- Task details: In the records below, count each line where the word "title" appears, and reply with that number only.

** Data to examine follows **

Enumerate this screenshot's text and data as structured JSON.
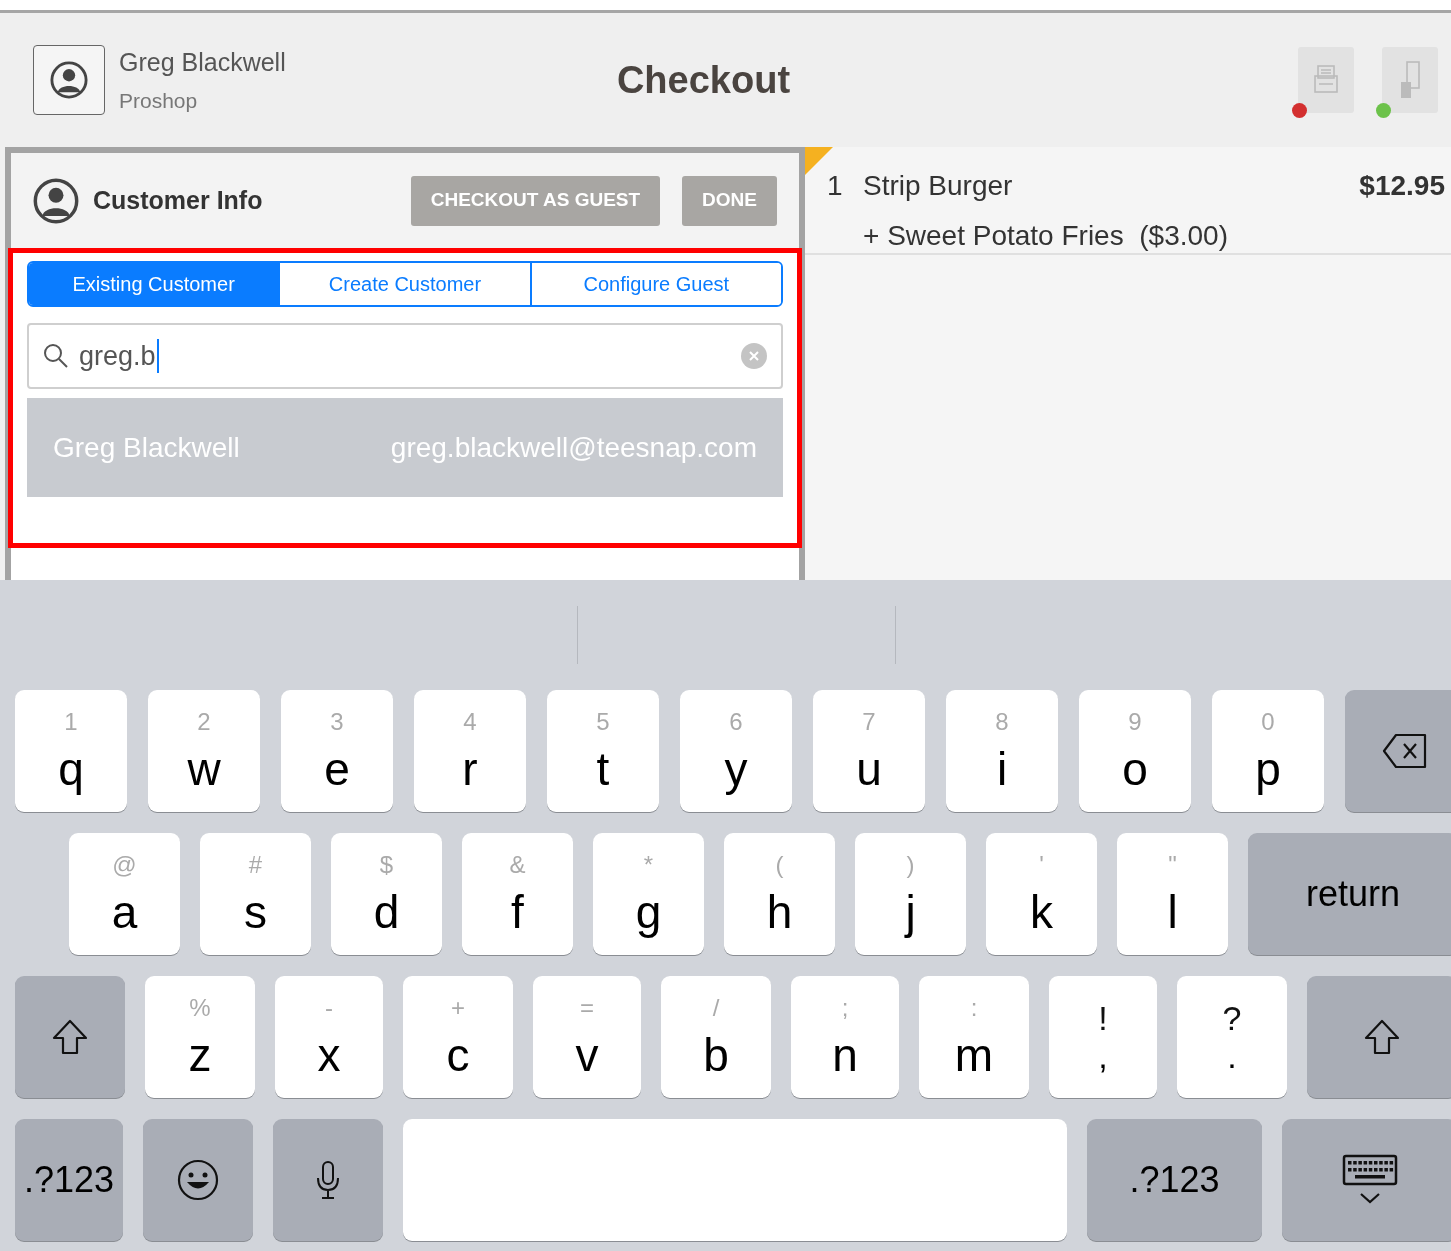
{
  "header": {
    "user_name": "Greg Blackwell",
    "location": "Proshop",
    "title": "Checkout",
    "devices": [
      {
        "kind": "printer",
        "color": "#d32f2f"
      },
      {
        "kind": "card_reader",
        "color": "#6cc24a"
      }
    ]
  },
  "customer_panel": {
    "title": "Customer Info",
    "buttons": [
      "CHECKOUT AS GUEST",
      "DONE"
    ],
    "tabs": [
      {
        "label": "Existing Customer",
        "selected": true
      },
      {
        "label": "Create Customer",
        "selected": false
      },
      {
        "label": "Configure Guest",
        "selected": false
      }
    ],
    "search": {
      "value": "greg.b"
    },
    "results": [
      {
        "name": "Greg Blackwell",
        "email": "greg.blackwell@teesnap.com"
      }
    ]
  },
  "order": {
    "items": [
      {
        "qty": "1",
        "name": "Strip Burger",
        "price": "$12.95",
        "modifiers": [
          "+ Sweet Potato Fries  ($3.00)"
        ]
      }
    ]
  },
  "keyboard": {
    "key_rows": [
      {
        "keys": [
          {
            "kind": "letter",
            "hint": "1",
            "label": "q"
          },
          {
            "kind": "letter",
            "hint": "2",
            "label": "w"
          },
          {
            "kind": "letter",
            "hint": "3",
            "label": "e"
          },
          {
            "kind": "letter",
            "hint": "4",
            "label": "r"
          },
          {
            "kind": "letter",
            "hint": "5",
            "label": "t"
          },
          {
            "kind": "letter",
            "hint": "6",
            "label": "y"
          },
          {
            "kind": "letter",
            "hint": "7",
            "label": "u"
          },
          {
            "kind": "letter",
            "hint": "8",
            "label": "i"
          },
          {
            "kind": "letter",
            "hint": "9",
            "label": "o"
          },
          {
            "kind": "letter",
            "hint": "0",
            "label": "p"
          },
          {
            "kind": "backspace"
          }
        ]
      },
      {
        "keys": [
          {
            "kind": "letter",
            "hint": "@",
            "label": "a"
          },
          {
            "kind": "letter",
            "hint": "#",
            "label": "s"
          },
          {
            "kind": "letter",
            "hint": "$",
            "label": "d"
          },
          {
            "kind": "letter",
            "hint": "&",
            "label": "f"
          },
          {
            "kind": "letter",
            "hint": "*",
            "label": "g"
          },
          {
            "kind": "letter",
            "hint": "(",
            "label": "h"
          },
          {
            "kind": "letter",
            "hint": ")",
            "label": "j"
          },
          {
            "kind": "letter",
            "hint": "'",
            "label": "k"
          },
          {
            "kind": "letter",
            "hint": "\"",
            "label": "l"
          },
          {
            "kind": "action",
            "label": "return"
          }
        ]
      },
      {
        "keys": [
          {
            "kind": "shift"
          },
          {
            "kind": "letter",
            "hint": "%",
            "label": "z"
          },
          {
            "kind": "letter",
            "hint": "-",
            "label": "x"
          },
          {
            "kind": "letter",
            "hint": "+",
            "label": "c"
          },
          {
            "kind": "letter",
            "hint": "=",
            "label": "v"
          },
          {
            "kind": "letter",
            "hint": "/",
            "label": "b"
          },
          {
            "kind": "letter",
            "hint": ";",
            "label": "n"
          },
          {
            "kind": "letter",
            "hint": ":",
            "label": "m"
          },
          {
            "kind": "punct",
            "hint": "!",
            "label": ","
          },
          {
            "kind": "punct",
            "hint": "?",
            "label": "."
          },
          {
            "kind": "shift"
          }
        ]
      },
      {
        "keys": [
          {
            "kind": "action",
            "label": ".?123"
          },
          {
            "kind": "emoji"
          },
          {
            "kind": "mic"
          },
          {
            "kind": "space"
          },
          {
            "kind": "action",
            "label": ".?123"
          },
          {
            "kind": "hide"
          }
        ]
      }
    ]
  }
}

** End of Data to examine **

- Output of the task: 2